**DATA SUPPLIED:**
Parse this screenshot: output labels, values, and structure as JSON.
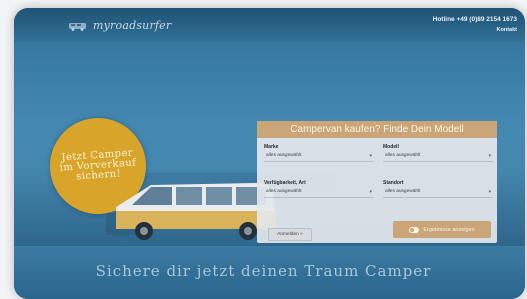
{
  "header": {
    "logo_text": "myroadsurfer",
    "hotline": "Hotline +49 (0)89 2154 1673",
    "contact": "Kontakt"
  },
  "badge": {
    "lines": [
      "Jetzt Camper",
      "im Vorverkauf",
      "sichern!"
    ]
  },
  "search_panel": {
    "title": "Campervan kaufen? Finde Dein Modell",
    "fields": [
      {
        "label": "Marke",
        "value": "alles ausgewählt"
      },
      {
        "label": "Modell",
        "value": "alles ausgewählt"
      },
      {
        "label": "Verfügbarkeit, Art",
        "value": "alles ausgewählt"
      },
      {
        "label": "Standort",
        "value": "alles ausgewählt"
      }
    ],
    "reset_label": "Anmelden »",
    "submit_label": "Ergebnisse anzeigen"
  },
  "banner": {
    "text": "Sichere dir jetzt deinen Traum Camper"
  },
  "colors": {
    "accent": "#c9a577",
    "badge": "#d8a52a",
    "background": "#3f83ab"
  },
  "icons": {
    "logo": "van-icon",
    "chevron": "chevron-down-icon",
    "toggle": "toggle-icon"
  }
}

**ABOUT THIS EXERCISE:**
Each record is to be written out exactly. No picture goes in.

**ANSWER BOX:**
Parse this screenshot: output labels, values, and structure as JSON.
{
  "header": {
    "logo_text": "myroadsurfer",
    "hotline": "Hotline +49 (0)89 2154 1673",
    "contact": "Kontakt"
  },
  "badge": {
    "lines": [
      "Jetzt Camper",
      "im Vorverkauf",
      "sichern!"
    ]
  },
  "search_panel": {
    "title": "Campervan kaufen? Finde Dein Modell",
    "fields": [
      {
        "label": "Marke",
        "value": "alles ausgewählt"
      },
      {
        "label": "Modell",
        "value": "alles ausgewählt"
      },
      {
        "label": "Verfügbarkeit, Art",
        "value": "alles ausgewählt"
      },
      {
        "label": "Standort",
        "value": "alles ausgewählt"
      }
    ],
    "reset_label": "Anmelden »",
    "submit_label": "Ergebnisse anzeigen"
  },
  "banner": {
    "text": "Sichere dir jetzt deinen Traum Camper"
  },
  "colors": {
    "accent": "#c9a577",
    "badge": "#d8a52a",
    "background": "#3f83ab"
  },
  "icons": {
    "logo": "van-icon",
    "chevron": "chevron-down-icon",
    "toggle": "toggle-icon"
  }
}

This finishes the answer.